Given records
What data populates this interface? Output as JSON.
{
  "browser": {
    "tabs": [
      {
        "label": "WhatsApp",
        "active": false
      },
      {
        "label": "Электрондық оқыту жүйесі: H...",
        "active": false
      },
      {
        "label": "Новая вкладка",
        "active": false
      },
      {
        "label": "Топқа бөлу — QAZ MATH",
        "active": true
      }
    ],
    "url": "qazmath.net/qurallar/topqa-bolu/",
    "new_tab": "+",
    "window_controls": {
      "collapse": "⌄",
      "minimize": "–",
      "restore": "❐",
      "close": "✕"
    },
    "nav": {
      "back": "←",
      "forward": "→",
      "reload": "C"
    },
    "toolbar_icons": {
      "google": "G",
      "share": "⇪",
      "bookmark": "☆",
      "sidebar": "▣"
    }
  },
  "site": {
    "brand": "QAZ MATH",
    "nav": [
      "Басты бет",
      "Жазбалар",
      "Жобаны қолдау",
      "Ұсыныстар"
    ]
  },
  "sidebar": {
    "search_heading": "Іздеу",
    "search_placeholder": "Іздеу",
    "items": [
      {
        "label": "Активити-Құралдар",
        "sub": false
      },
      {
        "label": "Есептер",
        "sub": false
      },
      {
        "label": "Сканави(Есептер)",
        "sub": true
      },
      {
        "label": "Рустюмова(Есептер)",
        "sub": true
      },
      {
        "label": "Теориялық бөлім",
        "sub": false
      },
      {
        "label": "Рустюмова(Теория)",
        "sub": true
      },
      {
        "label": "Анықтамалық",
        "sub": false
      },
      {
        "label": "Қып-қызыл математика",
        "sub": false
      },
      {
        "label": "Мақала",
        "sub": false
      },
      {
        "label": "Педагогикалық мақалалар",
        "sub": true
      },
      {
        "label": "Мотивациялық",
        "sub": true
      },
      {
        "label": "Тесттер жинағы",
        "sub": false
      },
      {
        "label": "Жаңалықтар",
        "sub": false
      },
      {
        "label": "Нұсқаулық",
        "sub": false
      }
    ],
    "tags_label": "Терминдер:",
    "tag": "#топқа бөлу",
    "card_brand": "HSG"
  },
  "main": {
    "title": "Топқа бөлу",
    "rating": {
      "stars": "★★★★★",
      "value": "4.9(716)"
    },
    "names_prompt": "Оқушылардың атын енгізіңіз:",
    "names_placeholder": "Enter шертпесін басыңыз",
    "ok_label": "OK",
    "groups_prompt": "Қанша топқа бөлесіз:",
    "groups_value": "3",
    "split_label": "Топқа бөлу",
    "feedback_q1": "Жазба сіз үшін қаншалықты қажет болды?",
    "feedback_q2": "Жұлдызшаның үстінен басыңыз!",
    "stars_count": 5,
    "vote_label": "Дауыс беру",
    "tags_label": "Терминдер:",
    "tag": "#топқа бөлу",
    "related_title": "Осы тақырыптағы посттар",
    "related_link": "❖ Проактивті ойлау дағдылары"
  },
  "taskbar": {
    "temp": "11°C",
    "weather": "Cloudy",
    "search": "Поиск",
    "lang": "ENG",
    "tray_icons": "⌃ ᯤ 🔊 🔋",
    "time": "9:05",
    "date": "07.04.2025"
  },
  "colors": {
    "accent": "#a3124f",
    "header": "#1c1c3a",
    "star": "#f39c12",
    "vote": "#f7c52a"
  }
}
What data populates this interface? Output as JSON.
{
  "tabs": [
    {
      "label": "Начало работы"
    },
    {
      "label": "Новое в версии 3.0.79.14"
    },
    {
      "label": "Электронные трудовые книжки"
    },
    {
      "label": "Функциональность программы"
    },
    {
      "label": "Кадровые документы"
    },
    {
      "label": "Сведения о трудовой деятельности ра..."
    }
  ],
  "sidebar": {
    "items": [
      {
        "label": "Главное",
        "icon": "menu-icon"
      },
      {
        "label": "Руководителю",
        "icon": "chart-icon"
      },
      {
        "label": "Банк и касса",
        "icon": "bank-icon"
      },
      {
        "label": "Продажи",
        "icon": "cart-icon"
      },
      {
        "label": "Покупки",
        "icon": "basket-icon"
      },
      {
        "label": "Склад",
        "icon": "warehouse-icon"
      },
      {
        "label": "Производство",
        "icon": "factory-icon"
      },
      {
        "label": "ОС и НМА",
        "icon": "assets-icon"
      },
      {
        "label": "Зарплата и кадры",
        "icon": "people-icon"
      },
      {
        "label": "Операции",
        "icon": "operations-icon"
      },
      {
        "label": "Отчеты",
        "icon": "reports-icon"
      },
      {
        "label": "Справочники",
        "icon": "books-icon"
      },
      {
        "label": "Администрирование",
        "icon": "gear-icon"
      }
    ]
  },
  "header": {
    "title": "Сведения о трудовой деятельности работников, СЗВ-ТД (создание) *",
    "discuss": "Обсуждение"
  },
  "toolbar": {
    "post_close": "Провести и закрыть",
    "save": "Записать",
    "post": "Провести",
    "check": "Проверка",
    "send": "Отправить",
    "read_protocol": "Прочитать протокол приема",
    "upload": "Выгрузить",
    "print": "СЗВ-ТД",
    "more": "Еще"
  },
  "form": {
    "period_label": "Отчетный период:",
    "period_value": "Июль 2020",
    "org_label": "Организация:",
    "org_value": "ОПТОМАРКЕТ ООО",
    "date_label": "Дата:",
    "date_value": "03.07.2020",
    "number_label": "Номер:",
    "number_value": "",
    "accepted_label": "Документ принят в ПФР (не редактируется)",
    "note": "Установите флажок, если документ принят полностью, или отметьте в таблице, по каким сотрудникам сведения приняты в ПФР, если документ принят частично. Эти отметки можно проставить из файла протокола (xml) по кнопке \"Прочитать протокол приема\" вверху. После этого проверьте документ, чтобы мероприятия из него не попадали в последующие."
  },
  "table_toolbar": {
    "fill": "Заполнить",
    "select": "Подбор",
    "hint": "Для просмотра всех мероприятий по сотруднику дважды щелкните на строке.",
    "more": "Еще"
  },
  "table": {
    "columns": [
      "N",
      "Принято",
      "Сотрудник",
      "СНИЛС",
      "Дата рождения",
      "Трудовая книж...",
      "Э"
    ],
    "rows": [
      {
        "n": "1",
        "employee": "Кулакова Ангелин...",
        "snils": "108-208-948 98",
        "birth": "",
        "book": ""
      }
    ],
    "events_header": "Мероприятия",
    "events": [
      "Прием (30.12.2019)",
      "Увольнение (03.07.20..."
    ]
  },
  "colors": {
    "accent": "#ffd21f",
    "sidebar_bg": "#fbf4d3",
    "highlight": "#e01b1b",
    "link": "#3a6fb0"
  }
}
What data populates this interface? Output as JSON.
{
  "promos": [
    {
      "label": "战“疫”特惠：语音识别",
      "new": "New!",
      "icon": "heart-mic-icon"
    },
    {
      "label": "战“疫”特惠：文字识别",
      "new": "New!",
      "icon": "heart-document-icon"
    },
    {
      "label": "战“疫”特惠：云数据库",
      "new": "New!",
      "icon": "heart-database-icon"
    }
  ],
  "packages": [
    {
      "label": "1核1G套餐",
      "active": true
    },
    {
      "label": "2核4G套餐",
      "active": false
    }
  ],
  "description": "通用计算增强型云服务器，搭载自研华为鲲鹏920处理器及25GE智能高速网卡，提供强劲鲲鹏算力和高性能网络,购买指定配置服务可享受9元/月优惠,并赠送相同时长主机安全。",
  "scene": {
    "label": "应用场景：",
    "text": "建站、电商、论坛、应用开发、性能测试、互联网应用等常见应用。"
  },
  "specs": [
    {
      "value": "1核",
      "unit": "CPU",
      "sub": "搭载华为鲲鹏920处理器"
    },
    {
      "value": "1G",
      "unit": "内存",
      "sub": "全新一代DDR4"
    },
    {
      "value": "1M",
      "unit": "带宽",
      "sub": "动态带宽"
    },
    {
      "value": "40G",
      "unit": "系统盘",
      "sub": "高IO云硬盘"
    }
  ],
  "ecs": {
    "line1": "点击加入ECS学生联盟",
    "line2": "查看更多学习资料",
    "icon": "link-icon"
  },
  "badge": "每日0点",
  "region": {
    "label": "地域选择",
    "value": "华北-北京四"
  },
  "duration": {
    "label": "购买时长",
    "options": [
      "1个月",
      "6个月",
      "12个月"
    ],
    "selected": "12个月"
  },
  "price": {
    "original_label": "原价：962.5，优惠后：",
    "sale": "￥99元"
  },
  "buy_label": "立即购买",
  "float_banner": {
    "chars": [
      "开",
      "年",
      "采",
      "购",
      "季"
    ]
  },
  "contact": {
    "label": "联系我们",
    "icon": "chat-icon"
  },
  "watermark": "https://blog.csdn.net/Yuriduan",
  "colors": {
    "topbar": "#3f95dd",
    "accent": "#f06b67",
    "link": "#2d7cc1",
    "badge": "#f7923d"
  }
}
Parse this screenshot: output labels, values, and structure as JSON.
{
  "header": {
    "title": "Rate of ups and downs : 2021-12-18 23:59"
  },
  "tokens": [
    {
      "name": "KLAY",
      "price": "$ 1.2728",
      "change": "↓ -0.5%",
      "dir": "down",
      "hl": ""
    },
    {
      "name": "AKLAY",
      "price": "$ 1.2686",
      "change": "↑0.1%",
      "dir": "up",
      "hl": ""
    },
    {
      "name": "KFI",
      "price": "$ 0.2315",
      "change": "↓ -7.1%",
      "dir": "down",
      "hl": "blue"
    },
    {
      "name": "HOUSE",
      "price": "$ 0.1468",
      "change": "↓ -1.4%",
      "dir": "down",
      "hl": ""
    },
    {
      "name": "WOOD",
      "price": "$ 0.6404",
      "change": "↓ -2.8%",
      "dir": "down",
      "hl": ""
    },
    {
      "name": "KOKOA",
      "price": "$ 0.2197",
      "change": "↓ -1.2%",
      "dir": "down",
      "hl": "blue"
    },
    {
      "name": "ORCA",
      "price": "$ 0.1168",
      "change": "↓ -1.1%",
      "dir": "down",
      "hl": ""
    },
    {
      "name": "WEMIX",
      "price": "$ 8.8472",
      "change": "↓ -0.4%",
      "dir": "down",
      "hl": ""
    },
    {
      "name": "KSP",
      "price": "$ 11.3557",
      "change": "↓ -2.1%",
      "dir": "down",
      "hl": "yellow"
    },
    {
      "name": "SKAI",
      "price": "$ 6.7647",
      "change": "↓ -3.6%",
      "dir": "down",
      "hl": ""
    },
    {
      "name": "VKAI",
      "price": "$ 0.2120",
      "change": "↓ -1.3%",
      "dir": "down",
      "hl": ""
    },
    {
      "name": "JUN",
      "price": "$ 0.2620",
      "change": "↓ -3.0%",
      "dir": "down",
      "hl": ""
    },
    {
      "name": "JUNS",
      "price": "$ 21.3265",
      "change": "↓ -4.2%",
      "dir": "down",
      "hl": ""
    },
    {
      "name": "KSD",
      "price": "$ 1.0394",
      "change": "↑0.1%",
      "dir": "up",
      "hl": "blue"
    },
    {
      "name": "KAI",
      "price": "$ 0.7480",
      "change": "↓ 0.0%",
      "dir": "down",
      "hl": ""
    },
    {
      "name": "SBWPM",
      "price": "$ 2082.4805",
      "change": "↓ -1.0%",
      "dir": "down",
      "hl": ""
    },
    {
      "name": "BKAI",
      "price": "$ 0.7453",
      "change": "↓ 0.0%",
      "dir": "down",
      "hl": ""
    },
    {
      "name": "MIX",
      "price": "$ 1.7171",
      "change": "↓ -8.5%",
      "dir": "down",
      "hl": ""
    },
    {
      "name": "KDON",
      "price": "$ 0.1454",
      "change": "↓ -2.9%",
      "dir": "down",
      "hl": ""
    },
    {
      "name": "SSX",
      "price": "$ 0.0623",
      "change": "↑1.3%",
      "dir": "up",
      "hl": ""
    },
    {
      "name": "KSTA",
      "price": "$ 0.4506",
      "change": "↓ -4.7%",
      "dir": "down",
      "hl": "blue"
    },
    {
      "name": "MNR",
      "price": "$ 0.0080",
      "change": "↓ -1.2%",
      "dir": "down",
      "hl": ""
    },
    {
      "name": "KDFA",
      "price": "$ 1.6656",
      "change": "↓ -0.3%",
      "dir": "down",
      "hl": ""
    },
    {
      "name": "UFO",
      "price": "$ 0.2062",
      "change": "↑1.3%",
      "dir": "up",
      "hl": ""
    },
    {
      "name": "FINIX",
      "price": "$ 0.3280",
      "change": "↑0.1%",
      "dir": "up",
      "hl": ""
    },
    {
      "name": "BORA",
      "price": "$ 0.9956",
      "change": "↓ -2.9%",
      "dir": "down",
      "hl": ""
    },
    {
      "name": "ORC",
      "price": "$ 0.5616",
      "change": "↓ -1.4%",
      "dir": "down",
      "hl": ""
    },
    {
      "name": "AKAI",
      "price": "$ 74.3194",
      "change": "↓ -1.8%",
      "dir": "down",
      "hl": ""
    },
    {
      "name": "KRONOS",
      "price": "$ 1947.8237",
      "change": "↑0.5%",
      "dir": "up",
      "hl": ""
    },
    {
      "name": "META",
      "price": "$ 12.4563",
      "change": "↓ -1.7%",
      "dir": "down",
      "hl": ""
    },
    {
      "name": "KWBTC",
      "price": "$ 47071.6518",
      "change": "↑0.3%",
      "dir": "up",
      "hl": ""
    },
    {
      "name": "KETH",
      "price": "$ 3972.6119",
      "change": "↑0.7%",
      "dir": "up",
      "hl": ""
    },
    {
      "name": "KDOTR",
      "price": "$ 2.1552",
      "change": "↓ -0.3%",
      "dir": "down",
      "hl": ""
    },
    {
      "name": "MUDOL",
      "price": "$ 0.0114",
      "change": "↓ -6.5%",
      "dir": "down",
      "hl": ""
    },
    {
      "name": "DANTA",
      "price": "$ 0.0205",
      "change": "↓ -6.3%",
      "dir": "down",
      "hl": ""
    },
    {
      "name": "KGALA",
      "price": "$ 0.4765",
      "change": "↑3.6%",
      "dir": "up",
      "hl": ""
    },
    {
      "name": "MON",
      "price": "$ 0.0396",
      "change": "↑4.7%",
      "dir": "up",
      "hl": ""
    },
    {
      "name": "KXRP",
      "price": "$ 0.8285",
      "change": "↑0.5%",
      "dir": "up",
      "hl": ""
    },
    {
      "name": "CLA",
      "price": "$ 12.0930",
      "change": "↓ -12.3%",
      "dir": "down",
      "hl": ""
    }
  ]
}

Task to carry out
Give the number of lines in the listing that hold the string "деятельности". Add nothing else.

Output of the exercise
2